Just as the Victoria Cross — though solely a British award — is recognised globally as the foremost recognition of valour in wartime so, too, the Nobel Peace Prize has gained international acceptance as the world’s most revered award for the advancement of human rights.
Established in 1895, the peace prize has gained that recognition and respect largely through the calibre of those chosen as recipients, among them Martin Luther King, as well as our own John Hume and David Trimble.
With some exceptions, those people and organisations awarded the prized prize gain in stature and global recognition as the finest examples of noble sacrifice and endeavour.
One glaring exception is Aung Sang Suu Kyi, the civilian ruler of Myanmar (formerly Burma) who received the prize in 1991 for facing down the military junta that seized power in 1988, but who now stands accused of failing to do anything to stop the wholesale slaughter by that same military of hundreds of thousands of ethnic, mostly Muslim, Rohingyas.
A whole range of human savagery has been unleashed on the Rohingyas by the ferocious and merciless military. Villages have been razed, women raped in front of their husbands, and those husbands killed in turn. Infants have been murdered in front of their mothers who are then, themselves, slaughtered. Those trying to flee Myanmar by boat are habitually gunned down in the water.
Not since the war in Rwanda or the Bosnian conflict has so much horror been visited on so many.
Through it all, Aung Sang Suu Kyi, the country’s Nobel peace laureate, has not only stood silent but has claimed that reports of ethnic cleansing by her country’s military are either mistaken, misguided or plain wrong. She has even employed a Donald Trumpism — citing a report by the UN into the genocide as “false news”.
The UN report marks the first time the organisation has explicitly called for Myanmar officials to face genocide charges over a brutal crackdown on Rohingya Muslims last year.
The organisation that oversees the Nobel Peace Prize has said that the 1991 award to Aung Sang Suu Kyi cannot be revoked on the grounds that it is rewarded for past endeavours. But the rejection by her government of the report by UN investigators makes a mockery of the prize and, by extension, the Nobel academy that awards it.
The Norwegian Nobel Committee, which awards the peace prize, must be cringing at the memory of her speech made in 2012 at Oslo City Hall when she was finally able to accept the award in person. Thorbjorn Jagland, the chairman of the committee, praised her and thanked her “for your fearlessness, your tenacity and your strength”. He said: “Your life is a message to all of us.”
A little humility by the academy might be in order, on the line of the apology it offered in 2006 for failure to give the prize to Mahatma Gandhi, even though he was nominated six times.

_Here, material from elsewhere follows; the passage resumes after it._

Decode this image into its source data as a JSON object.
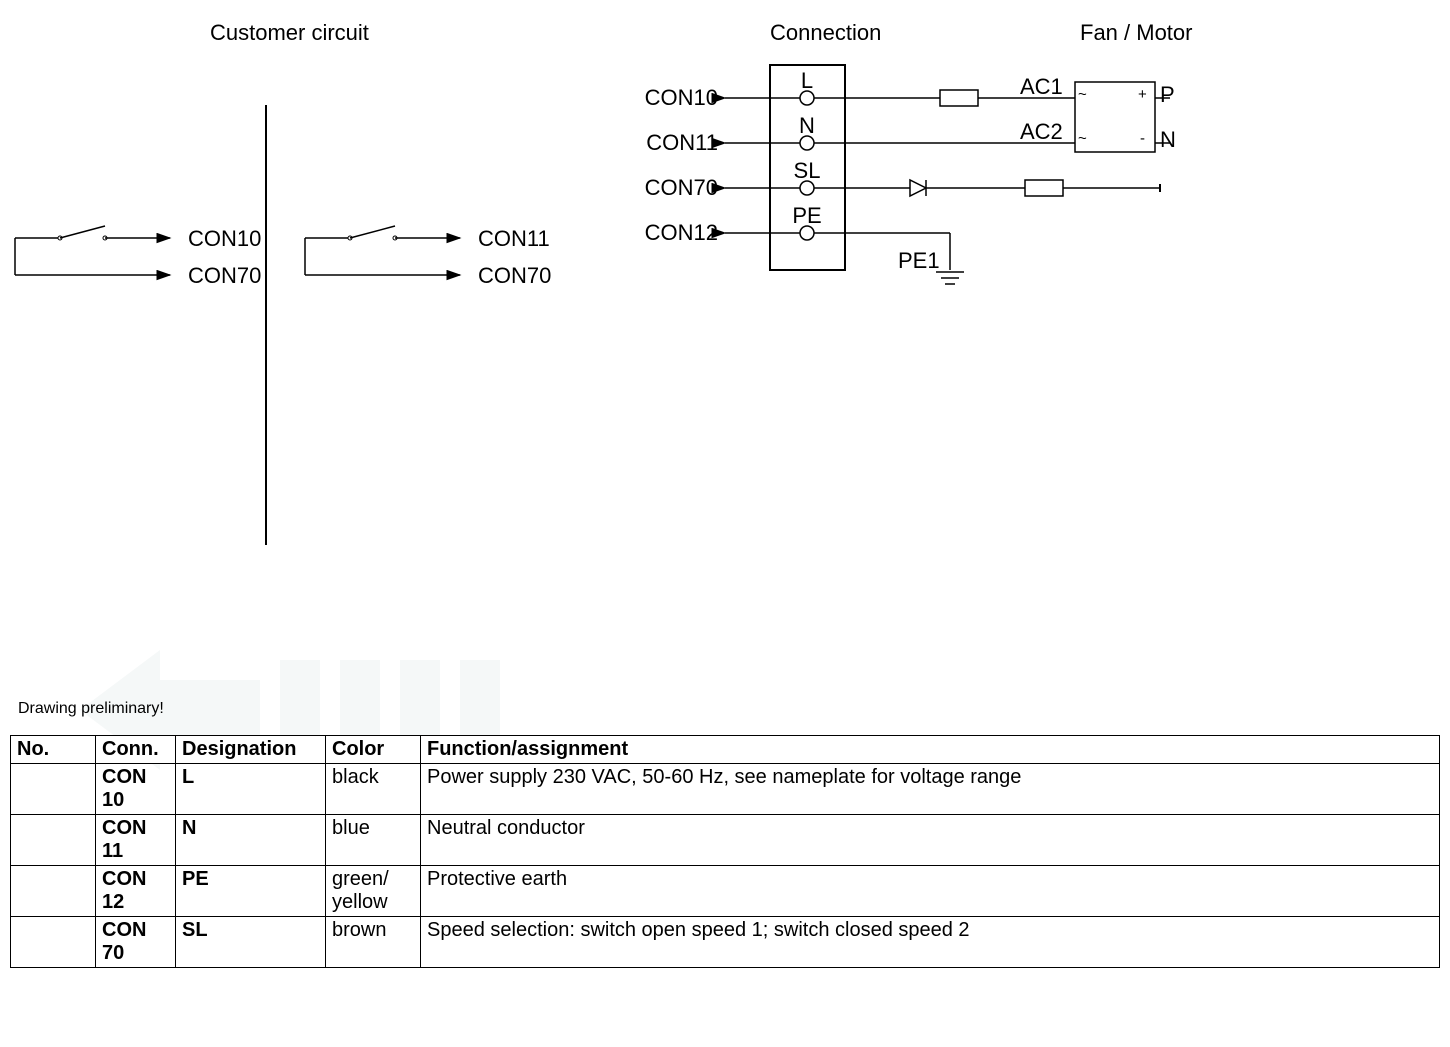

The peace prize has had a chequered past. At one stage, in 1939, Adolf Hitler was nominated for it. Aung Sang Suu Kyi is no Hitler, but she is no Gandhi, either.